◆ Goal of the exercise ◆
From the data below, copy each line that includes the word "Información".

◆ Entries provided ◆

/---

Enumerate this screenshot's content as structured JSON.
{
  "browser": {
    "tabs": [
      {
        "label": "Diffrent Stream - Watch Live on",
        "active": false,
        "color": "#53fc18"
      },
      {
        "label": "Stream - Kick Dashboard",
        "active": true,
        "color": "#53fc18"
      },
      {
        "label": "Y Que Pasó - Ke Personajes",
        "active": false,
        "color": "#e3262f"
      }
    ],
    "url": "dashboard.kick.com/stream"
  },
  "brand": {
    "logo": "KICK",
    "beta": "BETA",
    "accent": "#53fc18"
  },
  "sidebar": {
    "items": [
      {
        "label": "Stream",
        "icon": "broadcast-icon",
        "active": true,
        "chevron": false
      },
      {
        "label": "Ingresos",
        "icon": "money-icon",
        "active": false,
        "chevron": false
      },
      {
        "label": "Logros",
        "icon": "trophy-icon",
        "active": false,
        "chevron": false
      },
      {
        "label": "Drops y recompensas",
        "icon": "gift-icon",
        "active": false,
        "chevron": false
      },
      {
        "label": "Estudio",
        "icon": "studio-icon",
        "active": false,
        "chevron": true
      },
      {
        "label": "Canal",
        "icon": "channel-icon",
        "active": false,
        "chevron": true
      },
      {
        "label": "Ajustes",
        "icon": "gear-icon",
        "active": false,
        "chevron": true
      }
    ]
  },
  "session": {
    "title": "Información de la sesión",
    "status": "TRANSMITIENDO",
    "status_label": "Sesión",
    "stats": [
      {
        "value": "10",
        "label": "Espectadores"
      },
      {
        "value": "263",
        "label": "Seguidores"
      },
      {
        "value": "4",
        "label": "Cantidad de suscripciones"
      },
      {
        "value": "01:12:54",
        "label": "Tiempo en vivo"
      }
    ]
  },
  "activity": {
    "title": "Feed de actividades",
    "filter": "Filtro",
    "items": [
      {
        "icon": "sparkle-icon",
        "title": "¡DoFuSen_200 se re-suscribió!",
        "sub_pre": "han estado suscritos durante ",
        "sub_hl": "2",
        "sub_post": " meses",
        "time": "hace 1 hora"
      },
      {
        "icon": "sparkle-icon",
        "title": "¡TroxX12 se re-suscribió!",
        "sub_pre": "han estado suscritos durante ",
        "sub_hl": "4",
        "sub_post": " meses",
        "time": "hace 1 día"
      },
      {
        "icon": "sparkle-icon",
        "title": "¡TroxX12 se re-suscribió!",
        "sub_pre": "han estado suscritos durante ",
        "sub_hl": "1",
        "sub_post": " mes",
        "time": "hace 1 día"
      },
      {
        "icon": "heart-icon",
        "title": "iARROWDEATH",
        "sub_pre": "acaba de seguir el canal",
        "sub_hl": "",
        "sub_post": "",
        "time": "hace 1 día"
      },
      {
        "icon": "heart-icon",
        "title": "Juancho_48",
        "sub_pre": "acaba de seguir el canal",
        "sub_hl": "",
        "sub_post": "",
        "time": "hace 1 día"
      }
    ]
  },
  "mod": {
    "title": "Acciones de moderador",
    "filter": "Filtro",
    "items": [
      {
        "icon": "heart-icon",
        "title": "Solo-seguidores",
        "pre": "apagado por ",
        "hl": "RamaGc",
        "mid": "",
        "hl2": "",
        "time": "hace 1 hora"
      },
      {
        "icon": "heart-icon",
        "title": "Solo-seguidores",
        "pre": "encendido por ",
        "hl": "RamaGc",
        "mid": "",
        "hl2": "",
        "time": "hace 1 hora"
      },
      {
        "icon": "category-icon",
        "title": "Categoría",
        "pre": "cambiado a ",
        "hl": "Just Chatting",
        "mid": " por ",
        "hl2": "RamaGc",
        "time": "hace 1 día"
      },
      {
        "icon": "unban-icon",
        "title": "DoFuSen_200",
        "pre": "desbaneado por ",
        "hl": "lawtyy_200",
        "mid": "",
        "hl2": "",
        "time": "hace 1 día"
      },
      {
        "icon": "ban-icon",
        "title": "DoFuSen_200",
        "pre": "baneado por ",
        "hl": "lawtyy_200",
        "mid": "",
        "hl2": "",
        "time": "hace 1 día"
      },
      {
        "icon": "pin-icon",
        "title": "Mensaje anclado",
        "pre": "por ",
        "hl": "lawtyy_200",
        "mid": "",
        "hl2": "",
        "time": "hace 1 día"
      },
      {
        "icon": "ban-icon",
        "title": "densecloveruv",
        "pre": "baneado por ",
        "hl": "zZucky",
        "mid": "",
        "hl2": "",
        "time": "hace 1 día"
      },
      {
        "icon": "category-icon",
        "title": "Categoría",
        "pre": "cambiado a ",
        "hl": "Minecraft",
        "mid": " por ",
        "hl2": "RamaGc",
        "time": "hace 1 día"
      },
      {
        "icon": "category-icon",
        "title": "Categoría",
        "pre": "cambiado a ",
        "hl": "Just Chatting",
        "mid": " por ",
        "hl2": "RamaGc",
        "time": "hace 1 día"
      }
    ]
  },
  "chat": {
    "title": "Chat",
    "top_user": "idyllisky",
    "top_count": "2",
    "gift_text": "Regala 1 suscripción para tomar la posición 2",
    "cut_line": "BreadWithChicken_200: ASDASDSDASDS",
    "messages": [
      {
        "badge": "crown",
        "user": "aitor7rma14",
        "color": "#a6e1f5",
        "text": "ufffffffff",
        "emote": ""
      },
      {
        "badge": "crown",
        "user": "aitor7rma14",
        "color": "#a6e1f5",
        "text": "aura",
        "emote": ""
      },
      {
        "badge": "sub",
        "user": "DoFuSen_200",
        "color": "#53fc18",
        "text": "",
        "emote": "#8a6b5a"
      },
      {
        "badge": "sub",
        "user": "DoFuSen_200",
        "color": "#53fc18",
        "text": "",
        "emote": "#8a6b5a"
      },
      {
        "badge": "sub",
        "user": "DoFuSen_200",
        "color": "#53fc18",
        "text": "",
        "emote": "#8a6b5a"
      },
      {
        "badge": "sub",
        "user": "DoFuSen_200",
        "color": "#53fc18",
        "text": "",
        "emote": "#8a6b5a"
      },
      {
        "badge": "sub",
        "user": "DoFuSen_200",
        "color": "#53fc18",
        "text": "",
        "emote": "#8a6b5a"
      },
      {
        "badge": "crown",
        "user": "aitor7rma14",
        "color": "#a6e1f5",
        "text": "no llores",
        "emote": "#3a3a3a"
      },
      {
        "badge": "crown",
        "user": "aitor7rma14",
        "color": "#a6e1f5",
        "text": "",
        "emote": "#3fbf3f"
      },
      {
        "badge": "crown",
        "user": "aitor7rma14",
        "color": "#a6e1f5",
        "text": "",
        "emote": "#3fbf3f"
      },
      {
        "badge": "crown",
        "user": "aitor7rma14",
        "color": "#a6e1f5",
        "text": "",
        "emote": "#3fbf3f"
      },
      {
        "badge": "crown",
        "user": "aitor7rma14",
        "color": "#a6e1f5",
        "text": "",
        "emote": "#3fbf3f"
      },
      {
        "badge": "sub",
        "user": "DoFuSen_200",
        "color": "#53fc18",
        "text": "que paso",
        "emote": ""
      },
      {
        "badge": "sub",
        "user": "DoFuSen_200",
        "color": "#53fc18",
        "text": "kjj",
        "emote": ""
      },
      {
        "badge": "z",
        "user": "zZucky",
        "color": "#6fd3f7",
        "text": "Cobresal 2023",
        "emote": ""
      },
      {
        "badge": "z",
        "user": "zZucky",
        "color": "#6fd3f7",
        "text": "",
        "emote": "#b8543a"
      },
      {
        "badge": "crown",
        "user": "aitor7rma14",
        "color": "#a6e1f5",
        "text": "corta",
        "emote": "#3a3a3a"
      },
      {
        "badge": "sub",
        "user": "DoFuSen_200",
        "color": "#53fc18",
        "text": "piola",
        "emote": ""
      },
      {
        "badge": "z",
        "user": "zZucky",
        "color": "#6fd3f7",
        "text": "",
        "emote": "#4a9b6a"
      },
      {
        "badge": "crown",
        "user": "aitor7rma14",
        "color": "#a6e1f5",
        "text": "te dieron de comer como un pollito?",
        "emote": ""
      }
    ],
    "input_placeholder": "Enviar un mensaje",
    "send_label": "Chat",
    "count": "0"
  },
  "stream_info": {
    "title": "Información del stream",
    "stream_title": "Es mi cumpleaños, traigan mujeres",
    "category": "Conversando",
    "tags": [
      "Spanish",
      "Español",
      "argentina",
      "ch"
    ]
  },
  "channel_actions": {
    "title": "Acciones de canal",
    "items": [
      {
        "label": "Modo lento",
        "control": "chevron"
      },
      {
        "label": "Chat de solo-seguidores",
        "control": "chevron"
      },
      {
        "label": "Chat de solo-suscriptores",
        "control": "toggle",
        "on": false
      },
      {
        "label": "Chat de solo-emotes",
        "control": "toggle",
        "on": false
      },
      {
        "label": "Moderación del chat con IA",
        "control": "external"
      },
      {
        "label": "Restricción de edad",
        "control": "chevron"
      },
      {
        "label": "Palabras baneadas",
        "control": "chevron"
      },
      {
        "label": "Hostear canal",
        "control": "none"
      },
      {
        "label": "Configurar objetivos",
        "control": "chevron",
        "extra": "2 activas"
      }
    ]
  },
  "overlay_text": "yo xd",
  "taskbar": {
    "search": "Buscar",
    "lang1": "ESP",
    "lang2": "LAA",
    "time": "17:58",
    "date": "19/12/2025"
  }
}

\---

◆ Output ◆
    "title": "Información de la sesión",
    "title": "Información del stream",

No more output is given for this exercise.